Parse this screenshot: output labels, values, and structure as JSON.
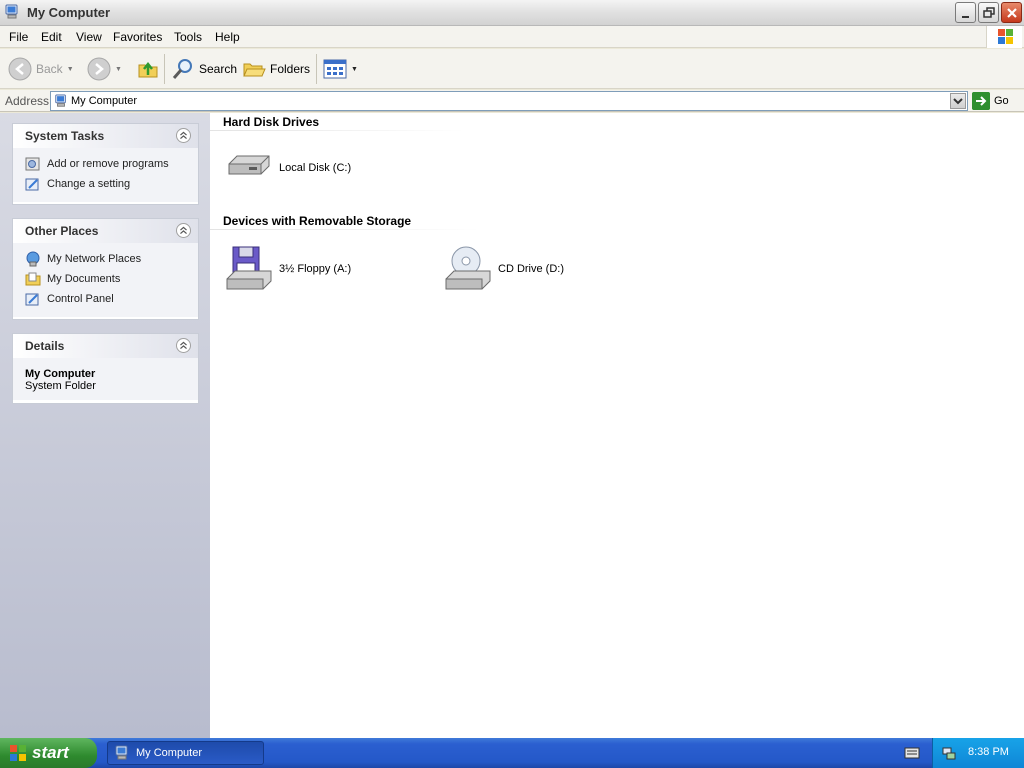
{
  "window": {
    "title": "My Computer"
  },
  "menu": {
    "items": [
      "File",
      "Edit",
      "View",
      "Favorites",
      "Tools",
      "Help"
    ]
  },
  "toolbar": {
    "back_label": "Back",
    "search_label": "Search",
    "folders_label": "Folders"
  },
  "address": {
    "label": "Address",
    "value": "My Computer",
    "go_label": "Go"
  },
  "left_panels": {
    "system_tasks": {
      "title": "System Tasks",
      "items": [
        "Add or remove programs",
        "Change a setting"
      ]
    },
    "other_places": {
      "title": "Other Places",
      "items": [
        "My Network Places",
        "My Documents",
        "Control Panel"
      ]
    },
    "details": {
      "title": "Details",
      "name": "My Computer",
      "type": "System Folder"
    }
  },
  "groups": {
    "hard_disks": {
      "title": "Hard Disk Drives",
      "items": [
        "Local Disk (C:)"
      ]
    },
    "removable": {
      "title": "Devices with Removable Storage",
      "items": [
        "3½ Floppy (A:)",
        "CD Drive (D:)"
      ]
    }
  },
  "taskbar": {
    "start_label": "start",
    "task_label": "My Computer",
    "clock": "8:38 PM"
  },
  "colors": {
    "taskbar_blue": "#2458c8",
    "start_green": "#2e8a2e",
    "tray_blue": "#0f86d6",
    "pane_blue": "#c6c9d8"
  }
}
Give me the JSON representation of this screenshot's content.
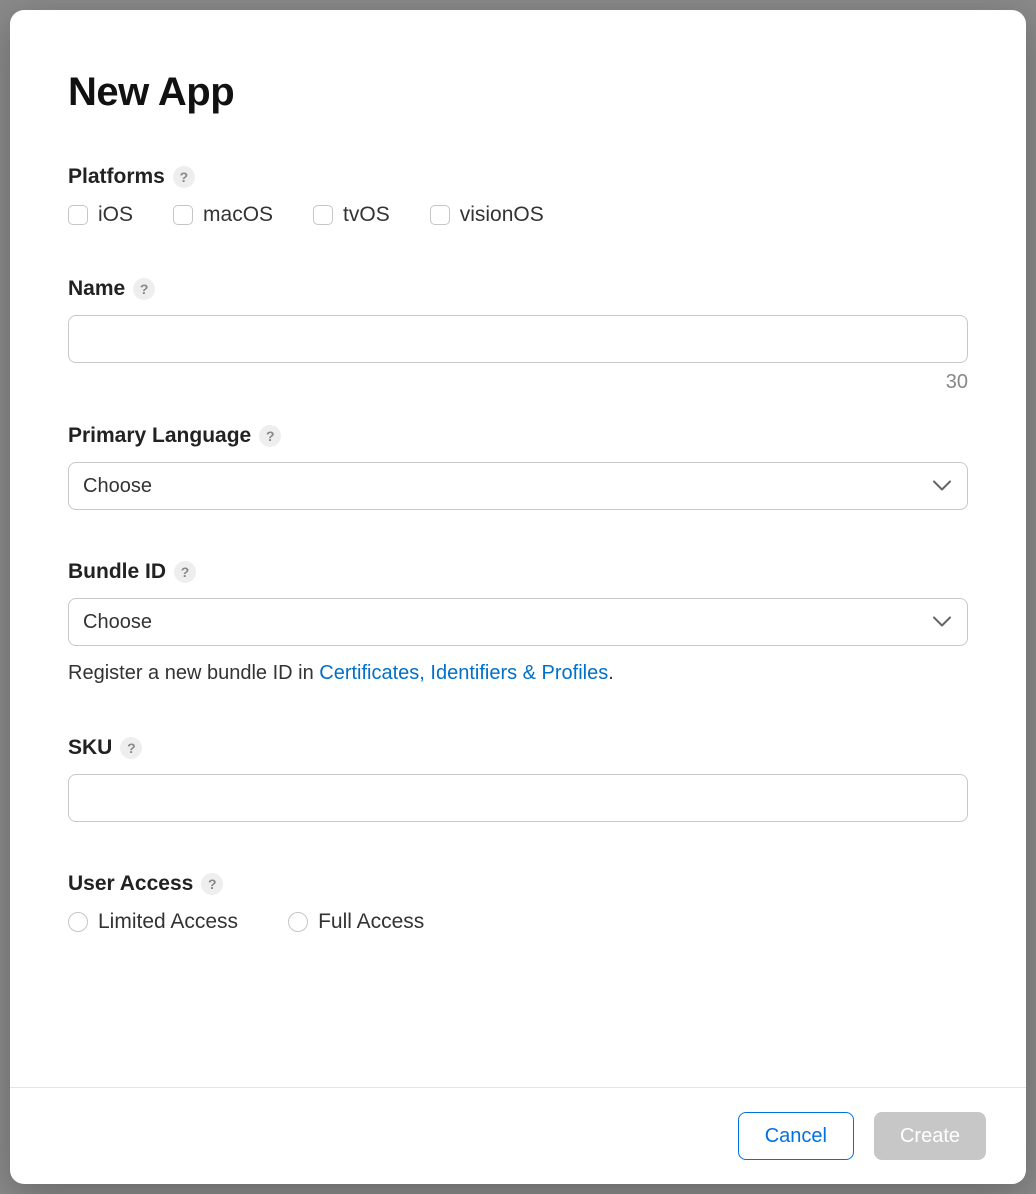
{
  "dialog": {
    "title": "New App",
    "help_icon": "?",
    "platforms": {
      "label": "Platforms",
      "options": {
        "ios": "iOS",
        "macos": "macOS",
        "tvos": "tvOS",
        "visionos": "visionOS"
      }
    },
    "name": {
      "label": "Name",
      "value": "",
      "counter": "30"
    },
    "primary_language": {
      "label": "Primary Language",
      "selected": "Choose"
    },
    "bundle_id": {
      "label": "Bundle ID",
      "selected": "Choose",
      "hint_prefix": "Register a new bundle ID in ",
      "hint_link": "Certificates, Identifiers & Profiles",
      "hint_suffix": "."
    },
    "sku": {
      "label": "SKU",
      "value": ""
    },
    "user_access": {
      "label": "User Access",
      "options": {
        "limited": "Limited Access",
        "full": "Full Access"
      }
    },
    "footer": {
      "cancel": "Cancel",
      "create": "Create"
    }
  }
}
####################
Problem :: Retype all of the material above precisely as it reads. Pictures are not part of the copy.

Response ::
Parse this screenshot: output labels, values, and structure as JSON.
{
  "window": {
    "title": "My Computer"
  },
  "menu": {
    "items": [
      "File",
      "Edit",
      "View",
      "Favorites",
      "Tools",
      "Help"
    ]
  },
  "toolbar": {
    "back_label": "Back",
    "search_label": "Search",
    "folders_label": "Folders"
  },
  "address": {
    "label": "Address",
    "value": "My Computer",
    "go_label": "Go"
  },
  "left_panels": {
    "system_tasks": {
      "title": "System Tasks",
      "items": [
        "Add or remove programs",
        "Change a setting"
      ]
    },
    "other_places": {
      "title": "Other Places",
      "items": [
        "My Network Places",
        "My Documents",
        "Control Panel"
      ]
    },
    "details": {
      "title": "Details",
      "name": "My Computer",
      "type": "System Folder"
    }
  },
  "groups": {
    "hard_disks": {
      "title": "Hard Disk Drives",
      "items": [
        "Local Disk (C:)"
      ]
    },
    "removable": {
      "title": "Devices with Removable Storage",
      "items": [
        "3½ Floppy (A:)",
        "CD Drive (D:)"
      ]
    }
  },
  "taskbar": {
    "start_label": "start",
    "task_label": "My Computer",
    "clock": "8:38 PM"
  },
  "colors": {
    "taskbar_blue": "#2458c8",
    "start_green": "#2e8a2e",
    "tray_blue": "#0f86d6",
    "pane_blue": "#c6c9d8"
  }
}
Give me the JSON representation of this screenshot's content.
{
  "dialog": {
    "title": "New App",
    "help_icon": "?",
    "platforms": {
      "label": "Platforms",
      "options": {
        "ios": "iOS",
        "macos": "macOS",
        "tvos": "tvOS",
        "visionos": "visionOS"
      }
    },
    "name": {
      "label": "Name",
      "value": "",
      "counter": "30"
    },
    "primary_language": {
      "label": "Primary Language",
      "selected": "Choose"
    },
    "bundle_id": {
      "label": "Bundle ID",
      "selected": "Choose",
      "hint_prefix": "Register a new bundle ID in ",
      "hint_link": "Certificates, Identifiers & Profiles",
      "hint_suffix": "."
    },
    "sku": {
      "label": "SKU",
      "value": ""
    },
    "user_access": {
      "label": "User Access",
      "options": {
        "limited": "Limited Access",
        "full": "Full Access"
      }
    },
    "footer": {
      "cancel": "Cancel",
      "create": "Create"
    }
  }
}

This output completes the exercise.